[Provided records]

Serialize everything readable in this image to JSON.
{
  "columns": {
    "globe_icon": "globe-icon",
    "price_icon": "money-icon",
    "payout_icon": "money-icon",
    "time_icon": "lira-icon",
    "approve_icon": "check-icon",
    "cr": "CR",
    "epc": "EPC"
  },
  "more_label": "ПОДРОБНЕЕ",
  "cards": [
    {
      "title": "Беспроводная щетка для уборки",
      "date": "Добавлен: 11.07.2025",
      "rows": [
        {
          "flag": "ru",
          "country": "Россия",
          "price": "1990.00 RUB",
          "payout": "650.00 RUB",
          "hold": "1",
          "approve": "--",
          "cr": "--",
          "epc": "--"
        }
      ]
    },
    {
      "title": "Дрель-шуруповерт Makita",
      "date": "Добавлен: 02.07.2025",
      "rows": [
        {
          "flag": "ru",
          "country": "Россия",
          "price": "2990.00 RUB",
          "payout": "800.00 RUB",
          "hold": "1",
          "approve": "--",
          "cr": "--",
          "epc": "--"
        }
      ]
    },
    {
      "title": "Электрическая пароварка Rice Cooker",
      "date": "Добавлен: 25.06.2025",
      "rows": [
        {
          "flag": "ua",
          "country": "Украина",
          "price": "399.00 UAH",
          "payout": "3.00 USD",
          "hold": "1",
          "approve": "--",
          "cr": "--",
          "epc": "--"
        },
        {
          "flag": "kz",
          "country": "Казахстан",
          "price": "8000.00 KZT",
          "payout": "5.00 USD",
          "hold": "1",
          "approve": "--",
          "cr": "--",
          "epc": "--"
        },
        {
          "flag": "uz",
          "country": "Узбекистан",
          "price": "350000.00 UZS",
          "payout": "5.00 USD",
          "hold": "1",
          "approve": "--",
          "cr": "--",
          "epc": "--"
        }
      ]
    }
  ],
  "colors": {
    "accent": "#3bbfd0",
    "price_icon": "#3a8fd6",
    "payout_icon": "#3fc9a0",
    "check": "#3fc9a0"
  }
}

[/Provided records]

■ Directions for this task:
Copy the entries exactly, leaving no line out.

■ Your response:
Serialize everything readable in this image to JSON.
{
  "columns": {
    "globe_icon": "globe-icon",
    "price_icon": "money-icon",
    "payout_icon": "money-icon",
    "time_icon": "lira-icon",
    "approve_icon": "check-icon",
    "cr": "CR",
    "epc": "EPC"
  },
  "more_label": "ПОДРОБНЕЕ",
  "cards": [
    {
      "title": "Беспроводная щетка для уборки",
      "date": "Добавлен: 11.07.2025",
      "rows": [
        {
          "flag": "ru",
          "country": "Россия",
          "price": "1990.00 RUB",
          "payout": "650.00 RUB",
          "hold": "1",
          "approve": "--",
          "cr": "--",
          "epc": "--"
        }
      ]
    },
    {
      "title": "Дрель-шуруповерт Makita",
      "date": "Добавлен: 02.07.2025",
      "rows": [
        {
          "flag": "ru",
          "country": "Россия",
          "price": "2990.00 RUB",
          "payout": "800.00 RUB",
          "hold": "1",
          "approve": "--",
          "cr": "--",
          "epc": "--"
        }
      ]
    },
    {
      "title": "Электрическая пароварка Rice Cooker",
      "date": "Добавлен: 25.06.2025",
      "rows": [
        {
          "flag": "ua",
          "country": "Украина",
          "price": "399.00 UAH",
          "payout": "3.00 USD",
          "hold": "1",
          "approve": "--",
          "cr": "--",
          "epc": "--"
        },
        {
          "flag": "kz",
          "country": "Казахстан",
          "price": "8000.00 KZT",
          "payout": "5.00 USD",
          "hold": "1",
          "approve": "--",
          "cr": "--",
          "epc": "--"
        },
        {
          "flag": "uz",
          "country": "Узбекистан",
          "price": "350000.00 UZS",
          "payout": "5.00 USD",
          "hold": "1",
          "approve": "--",
          "cr": "--",
          "epc": "--"
        }
      ]
    }
  ],
  "colors": {
    "accent": "#3bbfd0",
    "price_icon": "#3a8fd6",
    "payout_icon": "#3fc9a0",
    "check": "#3fc9a0"
  }
}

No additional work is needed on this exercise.